- **Data for processing**:

--------

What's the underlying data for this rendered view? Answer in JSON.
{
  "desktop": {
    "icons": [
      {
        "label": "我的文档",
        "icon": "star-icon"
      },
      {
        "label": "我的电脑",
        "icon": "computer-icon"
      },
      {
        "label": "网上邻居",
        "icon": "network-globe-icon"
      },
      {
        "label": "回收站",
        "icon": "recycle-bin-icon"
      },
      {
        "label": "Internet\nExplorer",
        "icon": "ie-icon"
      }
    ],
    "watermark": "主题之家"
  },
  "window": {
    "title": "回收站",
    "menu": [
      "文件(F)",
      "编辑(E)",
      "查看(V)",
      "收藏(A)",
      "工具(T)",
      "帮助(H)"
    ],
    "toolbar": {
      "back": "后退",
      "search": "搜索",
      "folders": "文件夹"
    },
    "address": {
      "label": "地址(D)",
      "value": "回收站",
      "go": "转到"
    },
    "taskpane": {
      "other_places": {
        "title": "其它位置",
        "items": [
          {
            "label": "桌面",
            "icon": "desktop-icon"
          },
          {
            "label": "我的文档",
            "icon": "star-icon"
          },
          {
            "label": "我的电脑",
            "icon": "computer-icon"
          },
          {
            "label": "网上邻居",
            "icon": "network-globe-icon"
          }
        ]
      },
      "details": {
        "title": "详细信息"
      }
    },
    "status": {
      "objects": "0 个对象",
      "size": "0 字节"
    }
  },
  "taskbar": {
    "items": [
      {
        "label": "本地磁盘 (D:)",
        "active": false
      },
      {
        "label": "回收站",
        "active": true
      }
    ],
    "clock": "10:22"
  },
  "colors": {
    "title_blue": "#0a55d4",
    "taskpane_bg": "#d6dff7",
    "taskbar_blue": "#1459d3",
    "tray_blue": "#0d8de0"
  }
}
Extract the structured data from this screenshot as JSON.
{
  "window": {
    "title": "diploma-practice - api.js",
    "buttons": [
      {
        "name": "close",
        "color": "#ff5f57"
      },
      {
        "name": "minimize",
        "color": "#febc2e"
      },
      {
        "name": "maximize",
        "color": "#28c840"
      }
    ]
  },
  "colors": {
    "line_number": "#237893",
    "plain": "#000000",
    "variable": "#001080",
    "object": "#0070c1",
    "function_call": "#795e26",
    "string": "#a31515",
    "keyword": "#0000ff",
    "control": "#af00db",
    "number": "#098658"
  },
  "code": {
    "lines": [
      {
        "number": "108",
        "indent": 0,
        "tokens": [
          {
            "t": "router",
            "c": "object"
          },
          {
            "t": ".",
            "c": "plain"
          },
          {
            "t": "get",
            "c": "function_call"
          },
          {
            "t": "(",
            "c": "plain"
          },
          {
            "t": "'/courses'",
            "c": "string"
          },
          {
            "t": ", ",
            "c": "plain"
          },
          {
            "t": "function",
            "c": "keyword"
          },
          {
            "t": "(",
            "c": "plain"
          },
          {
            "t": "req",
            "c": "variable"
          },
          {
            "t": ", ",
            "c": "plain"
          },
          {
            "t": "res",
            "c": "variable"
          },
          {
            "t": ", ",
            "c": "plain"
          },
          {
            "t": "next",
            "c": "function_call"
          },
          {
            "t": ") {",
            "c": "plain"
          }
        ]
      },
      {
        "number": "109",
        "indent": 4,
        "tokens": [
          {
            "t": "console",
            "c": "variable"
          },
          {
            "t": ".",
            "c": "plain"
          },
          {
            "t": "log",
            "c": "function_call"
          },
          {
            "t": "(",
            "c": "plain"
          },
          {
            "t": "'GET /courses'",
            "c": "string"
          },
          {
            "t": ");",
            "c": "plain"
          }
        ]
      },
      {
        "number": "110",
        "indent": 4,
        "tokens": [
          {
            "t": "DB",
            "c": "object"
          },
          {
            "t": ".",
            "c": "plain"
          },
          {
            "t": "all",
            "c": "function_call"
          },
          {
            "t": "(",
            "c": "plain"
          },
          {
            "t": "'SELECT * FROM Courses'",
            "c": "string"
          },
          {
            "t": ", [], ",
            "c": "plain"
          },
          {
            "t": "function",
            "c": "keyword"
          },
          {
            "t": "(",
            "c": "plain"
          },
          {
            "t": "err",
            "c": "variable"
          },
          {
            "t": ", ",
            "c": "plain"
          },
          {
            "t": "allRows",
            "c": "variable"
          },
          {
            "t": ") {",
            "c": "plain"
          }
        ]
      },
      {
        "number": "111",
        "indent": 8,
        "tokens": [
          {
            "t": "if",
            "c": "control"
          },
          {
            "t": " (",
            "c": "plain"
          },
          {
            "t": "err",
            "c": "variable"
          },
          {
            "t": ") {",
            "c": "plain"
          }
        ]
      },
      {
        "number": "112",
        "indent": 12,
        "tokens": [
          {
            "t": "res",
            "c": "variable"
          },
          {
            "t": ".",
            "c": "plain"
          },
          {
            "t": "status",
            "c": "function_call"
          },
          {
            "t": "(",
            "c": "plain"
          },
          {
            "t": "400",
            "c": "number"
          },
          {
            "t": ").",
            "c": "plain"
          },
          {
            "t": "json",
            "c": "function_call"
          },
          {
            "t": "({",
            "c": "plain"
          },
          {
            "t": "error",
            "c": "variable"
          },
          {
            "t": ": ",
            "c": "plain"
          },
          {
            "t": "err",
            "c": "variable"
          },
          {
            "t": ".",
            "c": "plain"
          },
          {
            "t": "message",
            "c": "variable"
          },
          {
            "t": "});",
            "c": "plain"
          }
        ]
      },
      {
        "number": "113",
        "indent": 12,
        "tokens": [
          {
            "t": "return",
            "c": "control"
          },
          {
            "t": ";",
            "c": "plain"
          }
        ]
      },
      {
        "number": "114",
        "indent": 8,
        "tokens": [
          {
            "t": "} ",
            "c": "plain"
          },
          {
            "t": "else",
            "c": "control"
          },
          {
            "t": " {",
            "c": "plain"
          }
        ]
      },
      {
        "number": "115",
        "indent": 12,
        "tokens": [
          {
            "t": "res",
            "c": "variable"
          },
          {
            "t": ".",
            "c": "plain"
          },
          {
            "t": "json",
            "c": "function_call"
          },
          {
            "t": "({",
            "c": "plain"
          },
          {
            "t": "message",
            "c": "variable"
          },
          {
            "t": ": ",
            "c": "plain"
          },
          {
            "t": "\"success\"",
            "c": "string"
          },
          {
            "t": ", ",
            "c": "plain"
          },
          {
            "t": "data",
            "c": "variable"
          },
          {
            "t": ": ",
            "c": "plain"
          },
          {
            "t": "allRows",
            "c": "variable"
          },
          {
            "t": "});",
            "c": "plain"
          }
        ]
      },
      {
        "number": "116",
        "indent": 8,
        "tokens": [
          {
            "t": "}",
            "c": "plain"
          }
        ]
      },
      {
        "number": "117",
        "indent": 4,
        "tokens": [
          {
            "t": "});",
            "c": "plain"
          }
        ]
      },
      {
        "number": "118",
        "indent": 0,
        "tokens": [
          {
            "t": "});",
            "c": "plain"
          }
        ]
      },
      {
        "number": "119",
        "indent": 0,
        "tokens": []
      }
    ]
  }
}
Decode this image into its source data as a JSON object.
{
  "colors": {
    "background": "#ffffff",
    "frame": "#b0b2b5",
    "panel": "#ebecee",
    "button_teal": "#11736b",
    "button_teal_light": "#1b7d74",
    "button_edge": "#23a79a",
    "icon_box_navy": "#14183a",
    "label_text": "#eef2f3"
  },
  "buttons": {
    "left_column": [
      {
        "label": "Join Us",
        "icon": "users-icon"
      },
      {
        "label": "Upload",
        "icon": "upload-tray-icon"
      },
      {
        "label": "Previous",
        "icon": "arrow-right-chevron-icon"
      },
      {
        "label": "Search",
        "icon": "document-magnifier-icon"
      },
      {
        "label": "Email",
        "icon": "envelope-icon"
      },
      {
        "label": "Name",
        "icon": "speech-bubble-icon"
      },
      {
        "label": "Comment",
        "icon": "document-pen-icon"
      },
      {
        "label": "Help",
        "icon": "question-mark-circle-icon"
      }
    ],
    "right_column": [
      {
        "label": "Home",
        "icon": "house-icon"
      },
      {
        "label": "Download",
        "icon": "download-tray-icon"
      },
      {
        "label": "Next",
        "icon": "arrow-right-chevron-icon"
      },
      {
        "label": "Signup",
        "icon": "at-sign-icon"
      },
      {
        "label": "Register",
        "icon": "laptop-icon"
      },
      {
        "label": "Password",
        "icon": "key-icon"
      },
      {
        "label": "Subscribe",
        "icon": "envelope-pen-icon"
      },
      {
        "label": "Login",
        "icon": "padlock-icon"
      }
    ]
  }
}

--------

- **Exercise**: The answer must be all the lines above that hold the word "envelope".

- **Output of the exercise**:
        "icon": "envelope-icon"
        "icon": "envelope-pen-icon"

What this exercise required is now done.